« Really, This Must be Read to Be Believed | Main | Look Out, Nerds! »

May 26, 2009

Comments

Feed You can follow this conversation by subscribing to the comment feed for this post.

99

I've been meaning to blog about this at my place, but here's a teaser: full, open-source budgeting. One of the vaguely unsettling things about the old Daisey-Olson throwdown (and one of the reasons I think it has fallen off that radar) was the way that ATC's budget and financials were somehow proprietary information. Which is a bit ridiculous for a non-profit institution supposedly set up to do a public good. So I say: open-source it. Theatres should, before the season, ask their donors to comment on their budget, as full and complete a budget as they can put together. Down to artist fees and salaries and including staff fees and salaries, physical plant costs, marketing, the whole kit-and-caboodle. Maybe it will be embarassing. Maybe the actual donors would prefer to have their money go to the actors rather than the artistic directors. Maybe they'll have a good idea of where to shave some money off. It could go many, many ways. But that would be one small step to making theatres healthier, I'd think.

One NYC Stagehand

I suggest that you check out some of the work of Ray Rogers and his work with Corporate Campaign, Inc. He has been the driving force behind the JP Stevens campaign, Hormel, Coca Cola, R.J. Reynolds and others. Also recommended is "The Death Of A Thousand Cuts" by Jarol B. Manheim, 2001.

Ultimately if there is ignorance about the conditions of artists and people working in the arts, it is our fault for not using the platforms we have been given.

Tommer

Bravo, Isaac!

Adam

I weigh in here:

http://missionparadox.typepad.com/the_mission_paradox_blog/2009/05/the-link-between-college-football-and-artists.html

Ben TS

If we're going after the really big non-profits (and we have to go after them if we want to create change), the truth is that the "conditions" they provide artists can seem a lot cushier than they are. Taking into account boarding costs, the really big regional houses (Guthrie, ACT, ART) shell out money that approaches Broadway salary levels.

So I agree wholeheartedly that targeting donors and subscribers is the way to go. But I think we have to argue that creating permanent artist positions is good for the commercial viability of the theatre. Because a lot of the stupid business decisions that impoverish artists are the same stupid business decisions that are killing American theatre financially.

A big thing that would help here is to create local "alliances" of theatre artists.

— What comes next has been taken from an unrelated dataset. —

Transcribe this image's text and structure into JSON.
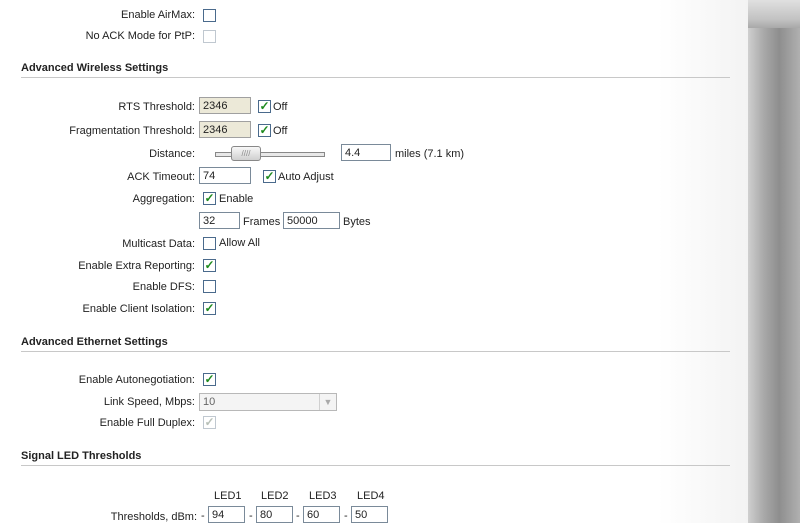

Not unions, but groups of actors, directors and writers who can band together to accomplish specific goals: more local representation, resident positions, more community engagement. Producers in Boston, Seattle, and Philly have their own consortiums. Why the hell can't the artists?

Sterling

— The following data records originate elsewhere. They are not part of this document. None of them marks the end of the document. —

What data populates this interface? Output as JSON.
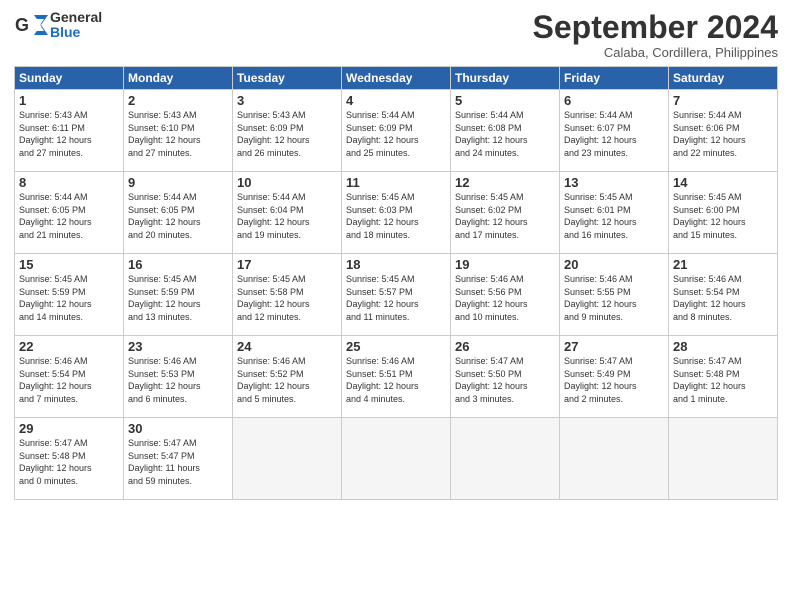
{
  "header": {
    "logo_general": "General",
    "logo_blue": "Blue",
    "month_title": "September 2024",
    "subtitle": "Calaba, Cordillera, Philippines"
  },
  "columns": [
    "Sunday",
    "Monday",
    "Tuesday",
    "Wednesday",
    "Thursday",
    "Friday",
    "Saturday"
  ],
  "weeks": [
    [
      {
        "day": "1",
        "lines": [
          "Sunrise: 5:43 AM",
          "Sunset: 6:11 PM",
          "Daylight: 12 hours",
          "and 27 minutes."
        ]
      },
      {
        "day": "2",
        "lines": [
          "Sunrise: 5:43 AM",
          "Sunset: 6:10 PM",
          "Daylight: 12 hours",
          "and 27 minutes."
        ]
      },
      {
        "day": "3",
        "lines": [
          "Sunrise: 5:43 AM",
          "Sunset: 6:09 PM",
          "Daylight: 12 hours",
          "and 26 minutes."
        ]
      },
      {
        "day": "4",
        "lines": [
          "Sunrise: 5:44 AM",
          "Sunset: 6:09 PM",
          "Daylight: 12 hours",
          "and 25 minutes."
        ]
      },
      {
        "day": "5",
        "lines": [
          "Sunrise: 5:44 AM",
          "Sunset: 6:08 PM",
          "Daylight: 12 hours",
          "and 24 minutes."
        ]
      },
      {
        "day": "6",
        "lines": [
          "Sunrise: 5:44 AM",
          "Sunset: 6:07 PM",
          "Daylight: 12 hours",
          "and 23 minutes."
        ]
      },
      {
        "day": "7",
        "lines": [
          "Sunrise: 5:44 AM",
          "Sunset: 6:06 PM",
          "Daylight: 12 hours",
          "and 22 minutes."
        ]
      }
    ],
    [
      {
        "day": "8",
        "lines": [
          "Sunrise: 5:44 AM",
          "Sunset: 6:05 PM",
          "Daylight: 12 hours",
          "and 21 minutes."
        ]
      },
      {
        "day": "9",
        "lines": [
          "Sunrise: 5:44 AM",
          "Sunset: 6:05 PM",
          "Daylight: 12 hours",
          "and 20 minutes."
        ]
      },
      {
        "day": "10",
        "lines": [
          "Sunrise: 5:44 AM",
          "Sunset: 6:04 PM",
          "Daylight: 12 hours",
          "and 19 minutes."
        ]
      },
      {
        "day": "11",
        "lines": [
          "Sunrise: 5:45 AM",
          "Sunset: 6:03 PM",
          "Daylight: 12 hours",
          "and 18 minutes."
        ]
      },
      {
        "day": "12",
        "lines": [
          "Sunrise: 5:45 AM",
          "Sunset: 6:02 PM",
          "Daylight: 12 hours",
          "and 17 minutes."
        ]
      },
      {
        "day": "13",
        "lines": [
          "Sunrise: 5:45 AM",
          "Sunset: 6:01 PM",
          "Daylight: 12 hours",
          "and 16 minutes."
        ]
      },
      {
        "day": "14",
        "lines": [
          "Sunrise: 5:45 AM",
          "Sunset: 6:00 PM",
          "Daylight: 12 hours",
          "and 15 minutes."
        ]
      }
    ],
    [
      {
        "day": "15",
        "lines": [
          "Sunrise: 5:45 AM",
          "Sunset: 5:59 PM",
          "Daylight: 12 hours",
          "and 14 minutes."
        ]
      },
      {
        "day": "16",
        "lines": [
          "Sunrise: 5:45 AM",
          "Sunset: 5:59 PM",
          "Daylight: 12 hours",
          "and 13 minutes."
        ]
      },
      {
        "day": "17",
        "lines": [
          "Sunrise: 5:45 AM",
          "Sunset: 5:58 PM",
          "Daylight: 12 hours",
          "and 12 minutes."
        ]
      },
      {
        "day": "18",
        "lines": [
          "Sunrise: 5:45 AM",
          "Sunset: 5:57 PM",
          "Daylight: 12 hours",
          "and 11 minutes."
        ]
      },
      {
        "day": "19",
        "lines": [
          "Sunrise: 5:46 AM",
          "Sunset: 5:56 PM",
          "Daylight: 12 hours",
          "and 10 minutes."
        ]
      },
      {
        "day": "20",
        "lines": [
          "Sunrise: 5:46 AM",
          "Sunset: 5:55 PM",
          "Daylight: 12 hours",
          "and 9 minutes."
        ]
      },
      {
        "day": "21",
        "lines": [
          "Sunrise: 5:46 AM",
          "Sunset: 5:54 PM",
          "Daylight: 12 hours",
          "and 8 minutes."
        ]
      }
    ],
    [
      {
        "day": "22",
        "lines": [
          "Sunrise: 5:46 AM",
          "Sunset: 5:54 PM",
          "Daylight: 12 hours",
          "and 7 minutes."
        ]
      },
      {
        "day": "23",
        "lines": [
          "Sunrise: 5:46 AM",
          "Sunset: 5:53 PM",
          "Daylight: 12 hours",
          "and 6 minutes."
        ]
      },
      {
        "day": "24",
        "lines": [
          "Sunrise: 5:46 AM",
          "Sunset: 5:52 PM",
          "Daylight: 12 hours",
          "and 5 minutes."
        ]
      },
      {
        "day": "25",
        "lines": [
          "Sunrise: 5:46 AM",
          "Sunset: 5:51 PM",
          "Daylight: 12 hours",
          "and 4 minutes."
        ]
      },
      {
        "day": "26",
        "lines": [
          "Sunrise: 5:47 AM",
          "Sunset: 5:50 PM",
          "Daylight: 12 hours",
          "and 3 minutes."
        ]
      },
      {
        "day": "27",
        "lines": [
          "Sunrise: 5:47 AM",
          "Sunset: 5:49 PM",
          "Daylight: 12 hours",
          "and 2 minutes."
        ]
      },
      {
        "day": "28",
        "lines": [
          "Sunrise: 5:47 AM",
          "Sunset: 5:48 PM",
          "Daylight: 12 hours",
          "and 1 minute."
        ]
      }
    ],
    [
      {
        "day": "29",
        "lines": [
          "Sunrise: 5:47 AM",
          "Sunset: 5:48 PM",
          "Daylight: 12 hours",
          "and 0 minutes."
        ]
      },
      {
        "day": "30",
        "lines": [
          "Sunrise: 5:47 AM",
          "Sunset: 5:47 PM",
          "Daylight: 11 hours",
          "and 59 minutes."
        ]
      },
      {
        "day": "",
        "lines": []
      },
      {
        "day": "",
        "lines": []
      },
      {
        "day": "",
        "lines": []
      },
      {
        "day": "",
        "lines": []
      },
      {
        "day": "",
        "lines": []
      }
    ]
  ]
}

The only real solution to low wages in the performing arts is to come up with an efficient talent-driven business model that generates enough wealth to create a commercial need to acquire and reward talent with higher wages. Ultimately, any other approach will only be a short-term band-aid solution.

August

Great post, Isaac. I think there are some potential solutions emerging from social networking that could bypass institutions and connect audiences and artists directly in creating work. The post got long, so I posted it on the Flux blog.

http://fluxtheatreensemble.blogspot.com/2009/05/endowed-artist-chairs-vs-social.html

cgeye

The only people other than theatre staff listed in programs, no matter how poor the company or how minimal its advertising, are its donors.

Usually those upscale donors donate to other institutions, attend galas, have a trackable public face, plus listings of where they work or what their foundations are. It shouldn't be too hard to find out how to contact them discreetly, to sound out whether those individuals would respond to a greater shareholder activist posture.

RVCBard

A big thing that would help here is to create local "alliances" of theatre artists. Not unions, but groups of actors, directors and writers who can band together to accomplish specific goals: more local representation, resident positions, more community engagement.

The question now becomes: what's stopping us?

Ian Thal

Who says we're being stopped?

Small Theatre Alliance of Boston

Oh yeah, Boston isn't really a theatre city. Silly me.

RVCBard

Ian,

That wasn't me.

Ian Thal

Yeah, but Isaac has described Boston as "http://parabasis.typepad.com/blog/2010/02/give-em-enough-rope.html>a city not exactly known for good theatre", so I try to remind myself in case I get uppity and post about Boston theatre artists.

The comments to this entry are closed.

My Photo
Blog powered by Typepad

# of Visitors Since 11/22/05


  • eXTReMe Tracker